Task to complete: Your answer should hold all lines of the entries that include the word "unique".

Data provided:
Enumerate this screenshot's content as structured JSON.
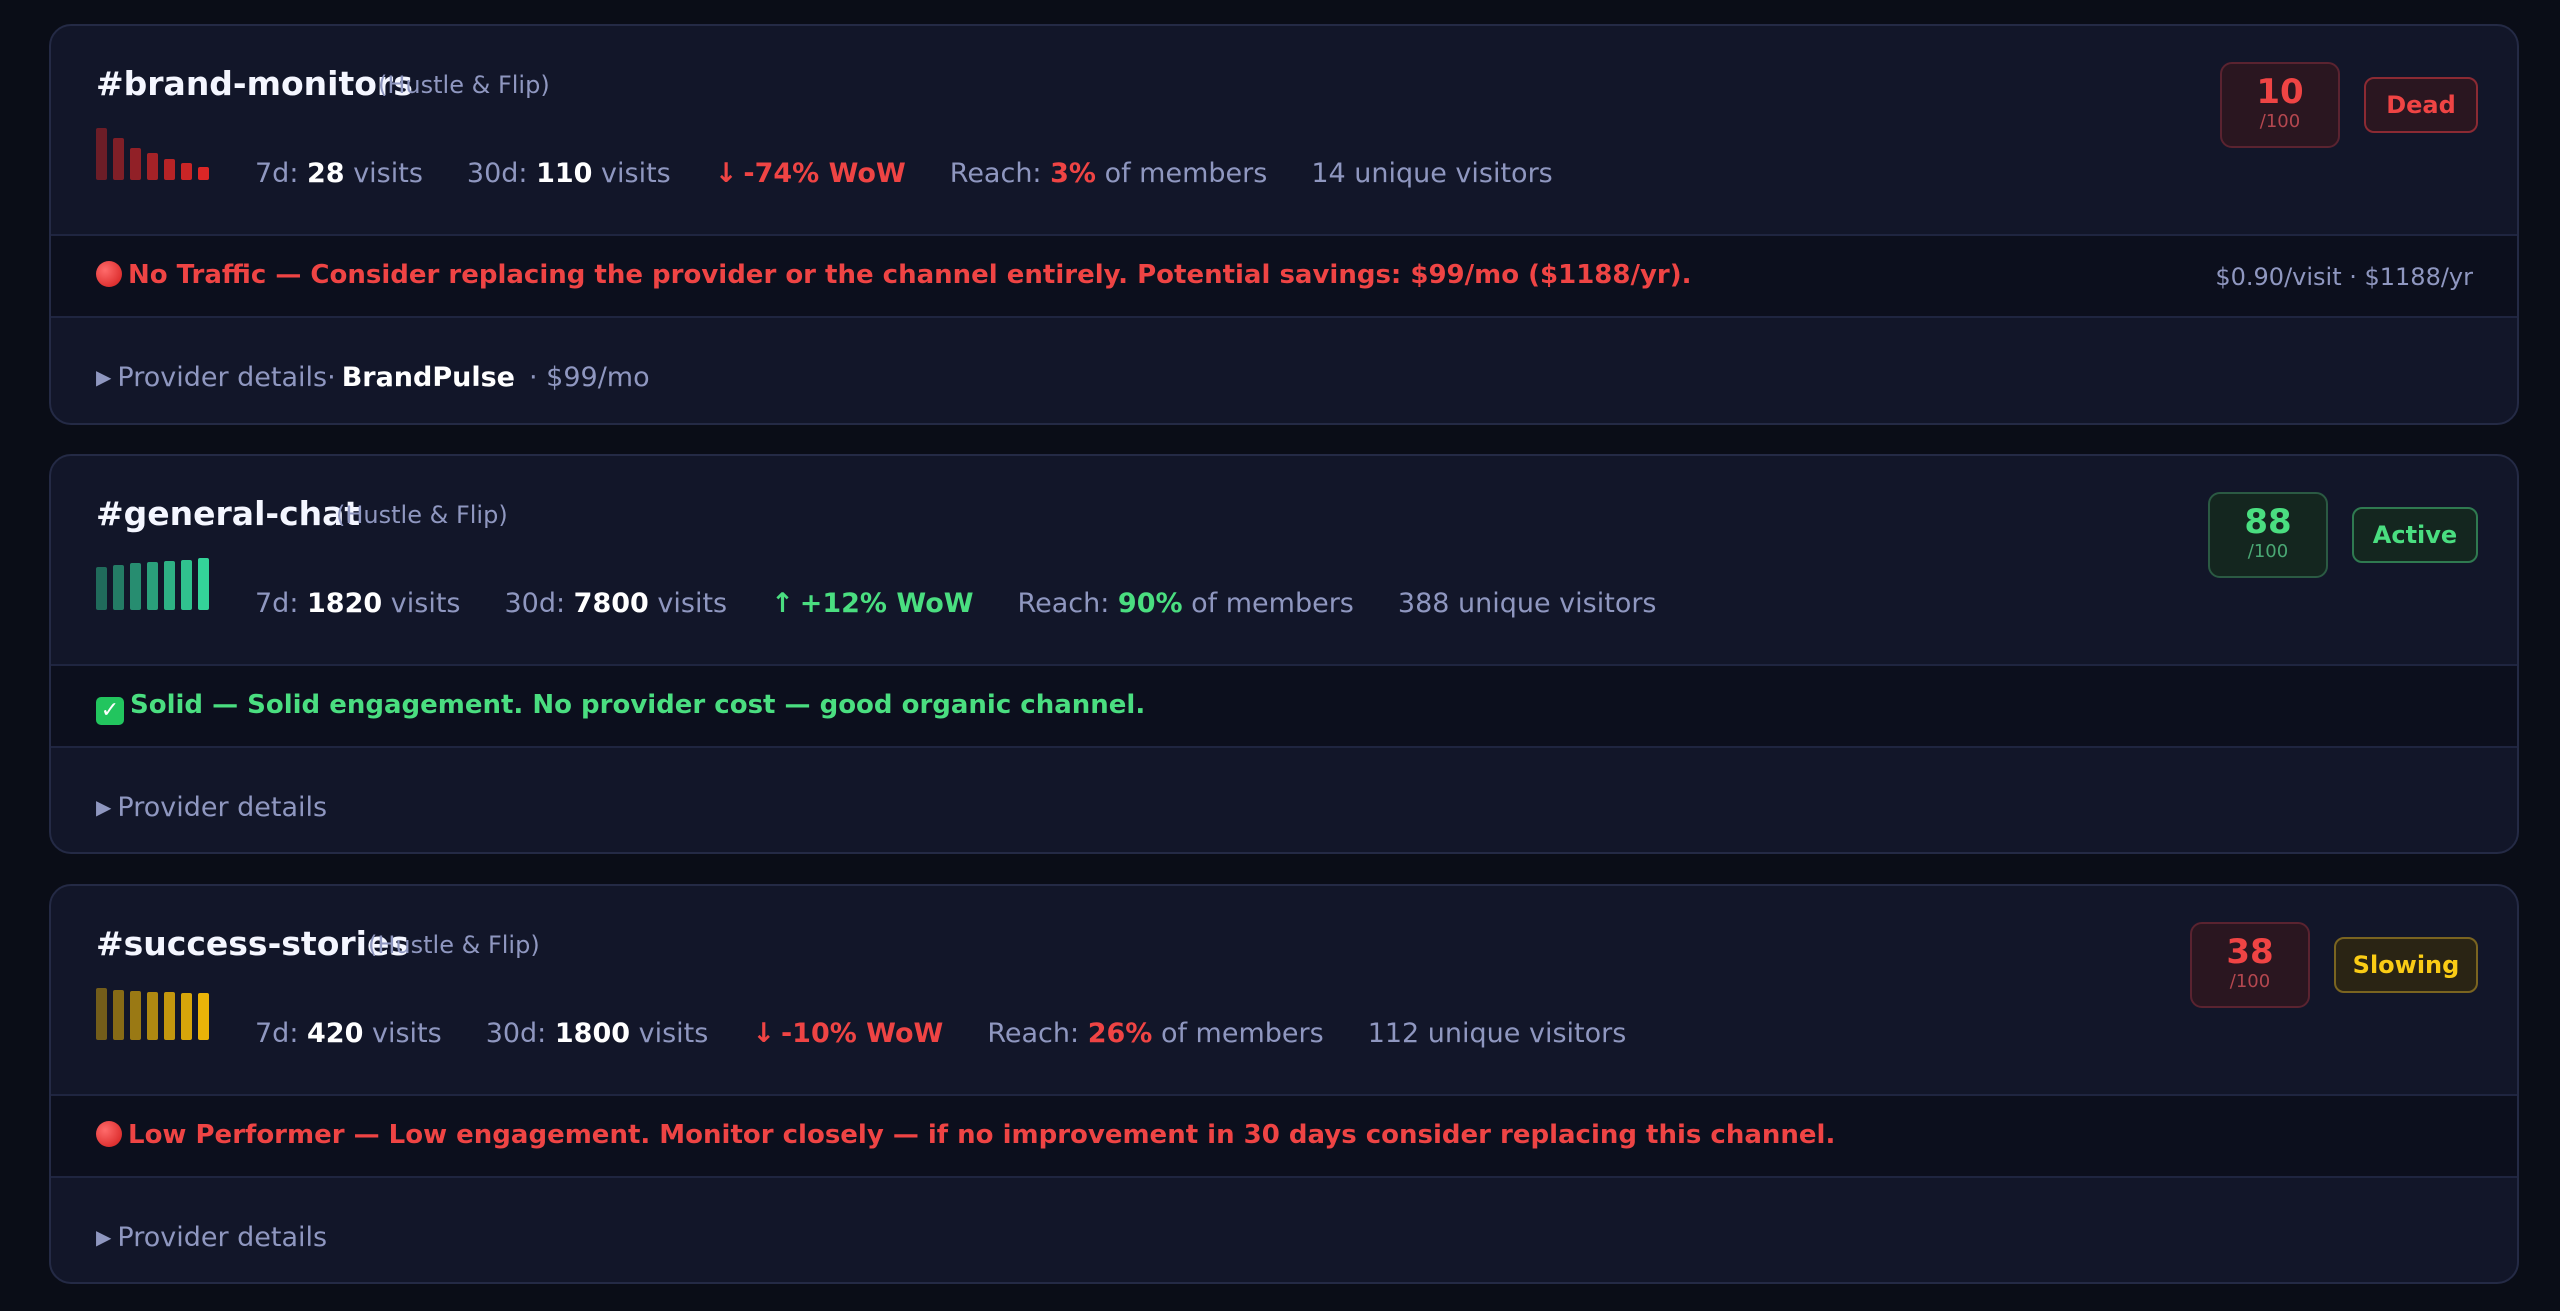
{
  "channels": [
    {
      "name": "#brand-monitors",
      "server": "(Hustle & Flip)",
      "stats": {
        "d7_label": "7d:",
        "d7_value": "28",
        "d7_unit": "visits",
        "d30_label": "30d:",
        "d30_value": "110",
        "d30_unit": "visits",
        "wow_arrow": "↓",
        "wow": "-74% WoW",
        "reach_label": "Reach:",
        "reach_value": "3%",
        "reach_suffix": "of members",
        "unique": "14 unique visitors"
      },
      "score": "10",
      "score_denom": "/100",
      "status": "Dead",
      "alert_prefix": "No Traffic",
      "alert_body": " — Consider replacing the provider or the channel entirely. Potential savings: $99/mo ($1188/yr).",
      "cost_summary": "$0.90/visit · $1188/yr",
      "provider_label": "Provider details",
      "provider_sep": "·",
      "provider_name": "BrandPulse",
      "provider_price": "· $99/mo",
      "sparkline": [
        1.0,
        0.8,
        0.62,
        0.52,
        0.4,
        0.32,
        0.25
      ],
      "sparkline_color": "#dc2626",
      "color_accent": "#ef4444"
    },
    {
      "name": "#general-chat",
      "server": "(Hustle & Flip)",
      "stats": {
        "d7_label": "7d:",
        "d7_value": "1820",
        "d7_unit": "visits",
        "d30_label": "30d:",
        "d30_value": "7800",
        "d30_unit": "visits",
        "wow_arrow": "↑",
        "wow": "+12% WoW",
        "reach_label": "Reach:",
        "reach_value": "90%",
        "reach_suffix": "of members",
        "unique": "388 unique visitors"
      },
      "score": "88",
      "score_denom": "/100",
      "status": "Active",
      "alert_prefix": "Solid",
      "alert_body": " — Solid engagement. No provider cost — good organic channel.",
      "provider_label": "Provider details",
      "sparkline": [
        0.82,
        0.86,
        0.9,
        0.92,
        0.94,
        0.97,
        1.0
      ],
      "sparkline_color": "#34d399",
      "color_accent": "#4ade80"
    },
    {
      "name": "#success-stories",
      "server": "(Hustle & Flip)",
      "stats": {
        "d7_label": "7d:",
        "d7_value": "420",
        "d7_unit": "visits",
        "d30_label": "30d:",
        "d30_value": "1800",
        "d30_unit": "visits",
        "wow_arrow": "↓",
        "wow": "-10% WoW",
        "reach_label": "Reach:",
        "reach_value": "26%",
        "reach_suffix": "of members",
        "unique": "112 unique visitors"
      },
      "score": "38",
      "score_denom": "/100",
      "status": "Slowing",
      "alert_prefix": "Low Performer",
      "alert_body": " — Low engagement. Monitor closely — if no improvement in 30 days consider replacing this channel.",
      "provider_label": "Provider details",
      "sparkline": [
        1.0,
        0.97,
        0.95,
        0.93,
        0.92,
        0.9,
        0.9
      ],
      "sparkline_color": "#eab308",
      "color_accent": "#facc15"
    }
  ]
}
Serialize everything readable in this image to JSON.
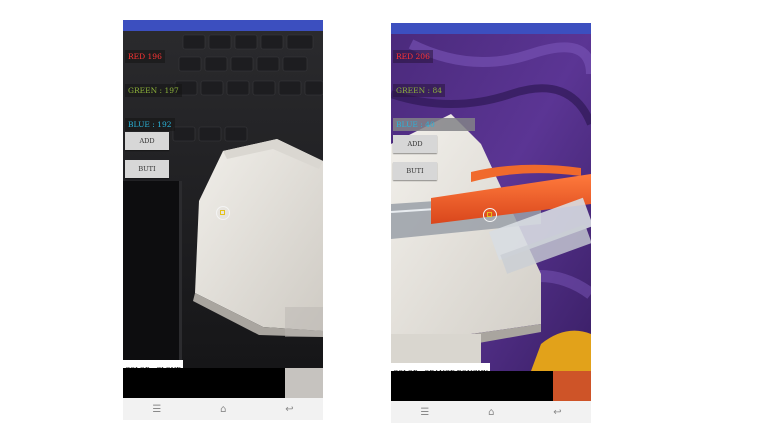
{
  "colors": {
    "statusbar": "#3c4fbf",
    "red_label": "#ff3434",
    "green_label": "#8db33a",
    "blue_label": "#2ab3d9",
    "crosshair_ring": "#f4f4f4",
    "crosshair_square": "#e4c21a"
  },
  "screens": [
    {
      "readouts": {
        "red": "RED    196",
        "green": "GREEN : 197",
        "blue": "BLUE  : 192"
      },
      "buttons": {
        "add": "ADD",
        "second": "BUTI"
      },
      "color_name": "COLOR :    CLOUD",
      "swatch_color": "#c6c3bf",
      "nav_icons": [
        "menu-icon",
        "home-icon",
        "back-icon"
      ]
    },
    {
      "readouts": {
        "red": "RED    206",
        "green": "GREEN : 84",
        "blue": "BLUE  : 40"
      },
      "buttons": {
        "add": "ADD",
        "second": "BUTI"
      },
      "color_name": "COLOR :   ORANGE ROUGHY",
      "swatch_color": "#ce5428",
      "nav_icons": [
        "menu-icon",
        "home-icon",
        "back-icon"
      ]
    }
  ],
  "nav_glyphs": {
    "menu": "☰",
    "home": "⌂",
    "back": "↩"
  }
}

Result for this exercise:
        "unique": "14 unique visitors"
        "unique": "388 unique visitors"
        "unique": "112 unique visitors"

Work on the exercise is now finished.